Key issues to consider before getting VoIP | ACMA

Key issues to consider before getting VoIP

Emergency calls

Providers of two-way VoIP services, which would allow you to make and receive calls, must provide you with access to the emergency call service. Providers of one-way VoIP services that allow you to make calls only, are also obliged to provide you with access to the emergency call service unless they clearly inform you that such access is not available and you acknowledge this limitation. If it's important to you that you can make emergency calls from your VoIP service, check with your VoIP provider about access to emergency calls.

The quality of service provided over some broadband connections can be variable, which may impact on the ability of an emergency services operator to communicate clearly with the caller.

Locating you in an emergency

It is important to note that, as with mobile phones, emergency services can have difficulty identifying the location of a call made over a VoIP service. This is because calls from many VoIP services are capable of being made from anywhere in the world where a broadband service is available, rather than being in a fixed location like the regular fixed home phone. As such, when a call is made to emergency services from a VoIP service, it is likely that the emergency services operator will ask you to provide specific location information.

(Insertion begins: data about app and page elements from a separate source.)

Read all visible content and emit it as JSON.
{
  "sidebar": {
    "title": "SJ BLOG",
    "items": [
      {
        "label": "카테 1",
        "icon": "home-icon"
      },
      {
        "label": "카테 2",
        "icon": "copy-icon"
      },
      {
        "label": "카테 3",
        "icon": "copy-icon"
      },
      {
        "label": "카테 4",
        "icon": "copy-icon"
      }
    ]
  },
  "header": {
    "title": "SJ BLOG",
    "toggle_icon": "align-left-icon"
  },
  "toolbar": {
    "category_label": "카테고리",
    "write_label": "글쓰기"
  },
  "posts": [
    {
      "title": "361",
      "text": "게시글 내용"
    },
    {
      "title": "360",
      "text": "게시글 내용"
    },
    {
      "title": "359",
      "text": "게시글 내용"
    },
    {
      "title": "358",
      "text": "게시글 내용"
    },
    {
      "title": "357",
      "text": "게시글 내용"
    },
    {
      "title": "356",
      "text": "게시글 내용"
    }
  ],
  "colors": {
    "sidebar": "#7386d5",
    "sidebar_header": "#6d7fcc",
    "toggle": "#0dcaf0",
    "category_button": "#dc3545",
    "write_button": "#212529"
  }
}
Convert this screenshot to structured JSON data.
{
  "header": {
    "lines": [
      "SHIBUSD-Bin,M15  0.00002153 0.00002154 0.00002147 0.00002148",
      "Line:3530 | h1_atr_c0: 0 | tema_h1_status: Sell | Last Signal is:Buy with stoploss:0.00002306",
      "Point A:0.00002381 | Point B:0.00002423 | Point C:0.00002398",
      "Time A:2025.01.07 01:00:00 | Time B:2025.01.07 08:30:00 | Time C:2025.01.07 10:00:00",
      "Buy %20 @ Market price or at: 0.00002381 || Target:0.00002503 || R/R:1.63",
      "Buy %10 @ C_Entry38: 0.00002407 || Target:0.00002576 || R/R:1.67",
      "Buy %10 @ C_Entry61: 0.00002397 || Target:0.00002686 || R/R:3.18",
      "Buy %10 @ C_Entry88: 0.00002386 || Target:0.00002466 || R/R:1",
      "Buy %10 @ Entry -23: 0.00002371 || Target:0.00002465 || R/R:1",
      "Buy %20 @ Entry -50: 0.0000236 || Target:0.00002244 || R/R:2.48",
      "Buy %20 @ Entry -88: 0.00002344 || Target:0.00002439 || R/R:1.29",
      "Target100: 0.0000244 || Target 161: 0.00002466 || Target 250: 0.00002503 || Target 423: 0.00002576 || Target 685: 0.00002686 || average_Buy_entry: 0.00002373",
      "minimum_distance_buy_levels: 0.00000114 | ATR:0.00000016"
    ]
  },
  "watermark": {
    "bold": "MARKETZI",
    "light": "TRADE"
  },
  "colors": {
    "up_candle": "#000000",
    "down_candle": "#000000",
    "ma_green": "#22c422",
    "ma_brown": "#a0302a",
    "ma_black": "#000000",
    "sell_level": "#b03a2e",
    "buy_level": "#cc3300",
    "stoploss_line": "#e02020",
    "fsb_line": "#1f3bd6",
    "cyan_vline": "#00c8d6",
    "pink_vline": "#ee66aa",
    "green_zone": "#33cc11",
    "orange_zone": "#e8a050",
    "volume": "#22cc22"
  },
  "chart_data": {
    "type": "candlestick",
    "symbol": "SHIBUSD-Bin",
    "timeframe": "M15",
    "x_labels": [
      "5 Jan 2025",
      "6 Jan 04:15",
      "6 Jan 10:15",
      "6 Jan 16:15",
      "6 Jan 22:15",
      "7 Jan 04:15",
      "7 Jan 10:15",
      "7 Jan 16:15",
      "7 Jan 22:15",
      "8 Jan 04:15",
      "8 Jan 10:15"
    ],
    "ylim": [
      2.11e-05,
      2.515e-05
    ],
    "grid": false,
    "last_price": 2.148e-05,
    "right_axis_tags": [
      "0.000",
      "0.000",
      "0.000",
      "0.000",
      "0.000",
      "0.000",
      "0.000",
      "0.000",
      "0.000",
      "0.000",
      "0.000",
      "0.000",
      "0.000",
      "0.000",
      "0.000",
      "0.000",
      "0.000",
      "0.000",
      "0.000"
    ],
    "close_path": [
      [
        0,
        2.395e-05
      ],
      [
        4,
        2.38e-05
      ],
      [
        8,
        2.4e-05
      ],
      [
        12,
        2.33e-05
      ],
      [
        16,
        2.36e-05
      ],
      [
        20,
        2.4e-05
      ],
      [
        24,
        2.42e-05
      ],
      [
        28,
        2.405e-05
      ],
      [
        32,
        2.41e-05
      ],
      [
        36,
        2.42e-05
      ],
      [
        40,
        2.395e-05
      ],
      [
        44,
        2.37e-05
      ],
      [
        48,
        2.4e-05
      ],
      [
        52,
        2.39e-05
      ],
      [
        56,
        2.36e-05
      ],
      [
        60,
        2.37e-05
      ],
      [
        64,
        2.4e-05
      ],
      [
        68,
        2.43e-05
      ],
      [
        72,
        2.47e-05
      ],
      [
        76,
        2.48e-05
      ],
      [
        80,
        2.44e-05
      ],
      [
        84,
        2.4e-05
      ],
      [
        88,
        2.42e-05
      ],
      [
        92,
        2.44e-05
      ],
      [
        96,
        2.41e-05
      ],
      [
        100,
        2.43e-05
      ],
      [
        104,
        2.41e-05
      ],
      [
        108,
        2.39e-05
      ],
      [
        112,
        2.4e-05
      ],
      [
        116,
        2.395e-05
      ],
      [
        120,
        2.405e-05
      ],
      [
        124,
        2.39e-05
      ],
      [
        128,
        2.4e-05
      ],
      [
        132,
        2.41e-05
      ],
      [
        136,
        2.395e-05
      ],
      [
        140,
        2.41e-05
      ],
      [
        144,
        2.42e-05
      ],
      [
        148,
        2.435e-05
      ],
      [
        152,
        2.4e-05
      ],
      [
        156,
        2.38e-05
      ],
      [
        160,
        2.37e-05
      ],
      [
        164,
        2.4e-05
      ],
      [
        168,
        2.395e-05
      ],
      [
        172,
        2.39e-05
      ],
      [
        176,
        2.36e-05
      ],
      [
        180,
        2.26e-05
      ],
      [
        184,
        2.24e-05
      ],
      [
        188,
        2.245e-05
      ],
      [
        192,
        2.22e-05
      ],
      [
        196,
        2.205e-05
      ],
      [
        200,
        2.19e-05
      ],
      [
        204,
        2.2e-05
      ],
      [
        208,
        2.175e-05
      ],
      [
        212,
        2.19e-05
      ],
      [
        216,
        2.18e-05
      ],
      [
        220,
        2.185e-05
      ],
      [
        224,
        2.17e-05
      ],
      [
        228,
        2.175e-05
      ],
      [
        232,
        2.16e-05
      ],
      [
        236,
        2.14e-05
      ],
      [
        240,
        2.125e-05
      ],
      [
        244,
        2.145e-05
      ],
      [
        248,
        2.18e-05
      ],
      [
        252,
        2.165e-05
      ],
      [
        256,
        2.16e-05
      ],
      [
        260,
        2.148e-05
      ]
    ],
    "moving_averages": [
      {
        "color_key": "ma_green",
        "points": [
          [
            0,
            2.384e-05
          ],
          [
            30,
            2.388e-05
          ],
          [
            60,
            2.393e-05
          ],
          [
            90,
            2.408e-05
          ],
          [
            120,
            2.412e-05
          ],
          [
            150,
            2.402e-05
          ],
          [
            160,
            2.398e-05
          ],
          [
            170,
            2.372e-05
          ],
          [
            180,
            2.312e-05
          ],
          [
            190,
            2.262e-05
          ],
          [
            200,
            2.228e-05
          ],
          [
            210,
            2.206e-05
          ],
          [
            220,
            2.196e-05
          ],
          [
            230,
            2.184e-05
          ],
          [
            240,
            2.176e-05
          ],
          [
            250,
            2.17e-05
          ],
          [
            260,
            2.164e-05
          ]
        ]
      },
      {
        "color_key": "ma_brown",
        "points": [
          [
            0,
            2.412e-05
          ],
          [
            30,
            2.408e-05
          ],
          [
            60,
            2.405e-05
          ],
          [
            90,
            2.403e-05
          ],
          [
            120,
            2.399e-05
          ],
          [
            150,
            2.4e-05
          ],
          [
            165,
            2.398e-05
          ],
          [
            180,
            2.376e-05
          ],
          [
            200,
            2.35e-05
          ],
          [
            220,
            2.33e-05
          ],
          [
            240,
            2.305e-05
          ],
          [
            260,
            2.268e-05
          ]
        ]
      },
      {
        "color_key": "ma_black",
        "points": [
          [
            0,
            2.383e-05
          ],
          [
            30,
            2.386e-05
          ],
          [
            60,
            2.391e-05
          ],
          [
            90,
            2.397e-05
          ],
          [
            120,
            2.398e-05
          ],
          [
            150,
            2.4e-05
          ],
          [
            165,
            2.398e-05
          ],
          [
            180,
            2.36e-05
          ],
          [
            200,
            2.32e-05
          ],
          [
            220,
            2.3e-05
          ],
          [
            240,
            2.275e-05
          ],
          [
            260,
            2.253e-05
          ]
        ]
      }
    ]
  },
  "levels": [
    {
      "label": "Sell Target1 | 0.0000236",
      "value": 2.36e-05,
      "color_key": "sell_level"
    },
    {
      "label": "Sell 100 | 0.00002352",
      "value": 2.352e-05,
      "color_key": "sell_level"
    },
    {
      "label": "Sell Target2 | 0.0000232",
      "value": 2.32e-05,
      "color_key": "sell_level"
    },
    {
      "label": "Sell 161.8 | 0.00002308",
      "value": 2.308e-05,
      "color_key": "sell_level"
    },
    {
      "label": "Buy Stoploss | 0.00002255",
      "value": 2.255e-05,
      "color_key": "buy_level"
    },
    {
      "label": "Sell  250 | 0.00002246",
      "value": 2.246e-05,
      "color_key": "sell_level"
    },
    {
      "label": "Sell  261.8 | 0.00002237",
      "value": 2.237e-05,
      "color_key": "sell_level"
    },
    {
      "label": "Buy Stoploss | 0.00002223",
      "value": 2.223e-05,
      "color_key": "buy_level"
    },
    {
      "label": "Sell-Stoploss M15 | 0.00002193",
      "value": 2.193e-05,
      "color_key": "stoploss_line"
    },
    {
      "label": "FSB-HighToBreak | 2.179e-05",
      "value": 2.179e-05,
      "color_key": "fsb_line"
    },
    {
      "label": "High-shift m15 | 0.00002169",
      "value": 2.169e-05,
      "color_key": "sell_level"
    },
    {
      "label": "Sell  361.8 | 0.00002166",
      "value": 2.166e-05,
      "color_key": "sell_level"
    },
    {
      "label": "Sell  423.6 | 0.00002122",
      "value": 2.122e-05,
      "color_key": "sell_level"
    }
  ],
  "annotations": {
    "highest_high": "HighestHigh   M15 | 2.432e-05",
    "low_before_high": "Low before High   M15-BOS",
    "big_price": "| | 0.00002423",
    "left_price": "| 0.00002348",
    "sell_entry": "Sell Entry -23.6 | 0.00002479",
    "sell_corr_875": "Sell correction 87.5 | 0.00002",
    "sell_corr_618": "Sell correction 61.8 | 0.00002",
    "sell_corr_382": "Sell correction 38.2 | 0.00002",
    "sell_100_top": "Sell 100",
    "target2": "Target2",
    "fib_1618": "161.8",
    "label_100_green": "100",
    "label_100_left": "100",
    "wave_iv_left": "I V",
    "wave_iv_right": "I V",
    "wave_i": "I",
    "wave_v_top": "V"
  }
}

It's also worth being aware that if your VoIP service doesn't give you a number for receiving calls from regular phone lines, emergency services also won't be able to call you back after you've made an emergency call, in the event they need further information.


VoIP services are dependent on access to the internet, either through a computer or a broadband modem. If there is a power outage that affects the power supply to the computer or the broadband modem, the VoIP service will not be available. This includes calls to emergency services on 000 (or 106 for people with speech or hearing impairments that use a TTY or modem).

This situation is not unique to VoIP services. Mobile phones and cordless phones are also dependent on a power source, and households which rely on such phones as their primary means of making calls often have a regular, non-portable fixed line phone that can be plugged directly into a phone socket. These phones receive power direct from the phone network in the case of a blackout allowing ongoing availability of phone services, including calls to emergency services. A similar back-up arrangement is worth considering in the case of VoIP services.

Last updated: 03 March 2019